Optimisation of a microfluidic device for the pre-concentration and size separation of cell free foetal DNA from maternal plasma by capillary electrophoresis

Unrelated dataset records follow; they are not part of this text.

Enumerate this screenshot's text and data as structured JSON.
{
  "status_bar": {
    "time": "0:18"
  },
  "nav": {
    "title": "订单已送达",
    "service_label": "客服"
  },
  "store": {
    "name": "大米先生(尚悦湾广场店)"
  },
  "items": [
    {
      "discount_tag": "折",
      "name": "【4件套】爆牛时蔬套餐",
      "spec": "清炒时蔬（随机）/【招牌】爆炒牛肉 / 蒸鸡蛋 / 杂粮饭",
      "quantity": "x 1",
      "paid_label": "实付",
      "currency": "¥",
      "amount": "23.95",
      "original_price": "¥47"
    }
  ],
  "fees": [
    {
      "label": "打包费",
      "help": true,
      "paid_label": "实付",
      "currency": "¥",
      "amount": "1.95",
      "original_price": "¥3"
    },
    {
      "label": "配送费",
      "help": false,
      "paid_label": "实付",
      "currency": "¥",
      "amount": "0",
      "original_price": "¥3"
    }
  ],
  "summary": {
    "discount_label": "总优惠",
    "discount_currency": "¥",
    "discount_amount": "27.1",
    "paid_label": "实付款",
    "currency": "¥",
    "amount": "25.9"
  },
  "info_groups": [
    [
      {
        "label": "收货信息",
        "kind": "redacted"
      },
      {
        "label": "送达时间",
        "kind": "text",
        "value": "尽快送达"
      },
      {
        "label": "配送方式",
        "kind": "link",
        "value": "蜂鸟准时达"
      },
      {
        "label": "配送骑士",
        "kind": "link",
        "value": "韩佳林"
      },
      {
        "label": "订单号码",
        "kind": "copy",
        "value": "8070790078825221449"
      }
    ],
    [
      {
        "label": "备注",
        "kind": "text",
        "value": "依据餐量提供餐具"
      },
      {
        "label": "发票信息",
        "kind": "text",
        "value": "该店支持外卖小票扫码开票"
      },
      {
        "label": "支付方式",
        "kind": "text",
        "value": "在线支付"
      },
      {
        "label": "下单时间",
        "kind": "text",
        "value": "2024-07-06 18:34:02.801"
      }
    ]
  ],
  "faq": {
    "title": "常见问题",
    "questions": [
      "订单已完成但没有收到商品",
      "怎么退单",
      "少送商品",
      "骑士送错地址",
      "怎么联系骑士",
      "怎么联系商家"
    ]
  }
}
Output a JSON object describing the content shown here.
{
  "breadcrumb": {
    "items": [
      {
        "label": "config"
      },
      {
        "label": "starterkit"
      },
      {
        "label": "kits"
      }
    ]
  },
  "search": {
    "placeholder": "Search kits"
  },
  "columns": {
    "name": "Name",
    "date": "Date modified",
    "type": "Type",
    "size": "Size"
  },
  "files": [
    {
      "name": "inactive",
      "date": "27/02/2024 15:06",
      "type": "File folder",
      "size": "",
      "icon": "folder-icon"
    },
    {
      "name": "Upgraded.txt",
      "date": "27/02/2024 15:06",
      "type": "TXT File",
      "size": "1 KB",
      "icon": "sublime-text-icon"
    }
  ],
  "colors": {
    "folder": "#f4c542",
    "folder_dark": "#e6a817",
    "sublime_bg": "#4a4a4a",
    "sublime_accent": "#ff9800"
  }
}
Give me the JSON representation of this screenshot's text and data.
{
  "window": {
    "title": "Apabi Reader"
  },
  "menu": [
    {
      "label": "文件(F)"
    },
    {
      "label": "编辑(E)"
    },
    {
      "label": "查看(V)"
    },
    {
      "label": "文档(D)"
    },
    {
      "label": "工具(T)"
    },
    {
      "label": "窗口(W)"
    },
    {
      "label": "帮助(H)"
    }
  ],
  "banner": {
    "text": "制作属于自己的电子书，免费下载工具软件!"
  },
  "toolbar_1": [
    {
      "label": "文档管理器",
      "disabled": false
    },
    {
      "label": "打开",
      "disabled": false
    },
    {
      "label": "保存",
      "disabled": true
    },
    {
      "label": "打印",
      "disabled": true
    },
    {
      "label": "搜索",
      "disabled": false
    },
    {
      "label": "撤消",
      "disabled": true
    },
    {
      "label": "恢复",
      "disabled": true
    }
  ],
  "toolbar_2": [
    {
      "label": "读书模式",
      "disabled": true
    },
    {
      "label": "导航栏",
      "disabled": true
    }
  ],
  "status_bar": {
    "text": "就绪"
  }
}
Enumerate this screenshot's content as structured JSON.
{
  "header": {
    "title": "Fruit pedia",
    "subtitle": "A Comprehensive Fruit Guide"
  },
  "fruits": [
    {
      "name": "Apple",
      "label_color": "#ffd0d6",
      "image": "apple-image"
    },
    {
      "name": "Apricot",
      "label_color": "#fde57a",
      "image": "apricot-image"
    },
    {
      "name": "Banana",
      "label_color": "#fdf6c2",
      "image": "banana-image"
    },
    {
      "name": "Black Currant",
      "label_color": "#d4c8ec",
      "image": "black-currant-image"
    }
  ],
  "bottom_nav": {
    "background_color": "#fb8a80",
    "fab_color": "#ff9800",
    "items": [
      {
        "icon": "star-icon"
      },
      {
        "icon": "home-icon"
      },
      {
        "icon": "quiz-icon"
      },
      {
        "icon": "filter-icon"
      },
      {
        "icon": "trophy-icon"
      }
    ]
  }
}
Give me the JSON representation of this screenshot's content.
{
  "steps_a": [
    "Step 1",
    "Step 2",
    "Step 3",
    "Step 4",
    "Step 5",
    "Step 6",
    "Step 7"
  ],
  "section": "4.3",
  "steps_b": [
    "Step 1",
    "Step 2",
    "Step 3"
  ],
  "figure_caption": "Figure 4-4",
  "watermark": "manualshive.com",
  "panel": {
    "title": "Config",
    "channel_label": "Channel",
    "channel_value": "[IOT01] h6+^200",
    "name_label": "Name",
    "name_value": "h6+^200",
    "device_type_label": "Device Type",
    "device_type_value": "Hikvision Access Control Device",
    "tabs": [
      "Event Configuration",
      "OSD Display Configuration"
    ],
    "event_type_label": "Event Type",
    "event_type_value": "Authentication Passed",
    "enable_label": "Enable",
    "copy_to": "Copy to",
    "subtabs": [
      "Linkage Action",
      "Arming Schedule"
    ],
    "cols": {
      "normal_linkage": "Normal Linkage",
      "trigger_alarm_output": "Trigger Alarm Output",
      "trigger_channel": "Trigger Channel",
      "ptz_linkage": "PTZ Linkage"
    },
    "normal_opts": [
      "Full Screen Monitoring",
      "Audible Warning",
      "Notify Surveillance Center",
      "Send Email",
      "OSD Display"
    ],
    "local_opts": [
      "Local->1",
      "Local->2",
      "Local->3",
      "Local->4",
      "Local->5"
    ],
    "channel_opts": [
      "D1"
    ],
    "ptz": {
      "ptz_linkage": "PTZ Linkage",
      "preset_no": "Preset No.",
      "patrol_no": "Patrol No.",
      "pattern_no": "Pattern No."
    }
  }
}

The discovery of cell free foetal DNA (cffDNA) in 1997 allows for the combination of accuracy as well as non-invasiveness for prenatal diagnosis. This non-invasive genetic test requires only a maternal blood sample from which the cffDNA can be isolated and analysed. In this work cffDNA was isolated from a maternal blood sample using a micro-fluidic device which was fabricated using hot embossing and laser ablation techniques. The DNA sample was first pre-concentration by electrokinetic trapping (EKT) and then isotachophoresis (ITP). The concentrated sample was then separated by size using capillary electrophoresis (CE), all in a single device. All parameters and processes concerned with the micro-fluidic device were optimised sequentially. These parameters include both the chemical components as well as the physical processes which occur. The DNA used for the optimisation protocol was analysed using fluorescence spectroscopy, agarose gel electrophoresis as well as an Agilent Bioanalyser. The optimised protocol included a 9% acrylamide/pDMA matrix, 3 M N,N-dimethylurea as a denaturing agent, with tris based buffers for pre-concentration steps and 1X TBE (tris/borate/EDTA) buffer for capillary electrophoresis. The applied voltage of ITP was 300 V and CE was carried out at 180 V. The timing at which DNA was extracted from the device was kept at time = 60 s intervals. The optimised protocol was then used for real sample analysis and these samples were obtained from mothers pregnant with male foetuses. The DNA extracted from the micro-fluidic device was then analysed using real time PCR (RT-PCR) in order to distinguish which was maternal and which was foetal. This was carried out by amplification of male and general (present in male and female) genes respectively. RT-PCR results confirmed that only the male specific gene was amplified in initial samples exiting the device and it was thus successful in isolating cffDNA from a maternal plasma sample.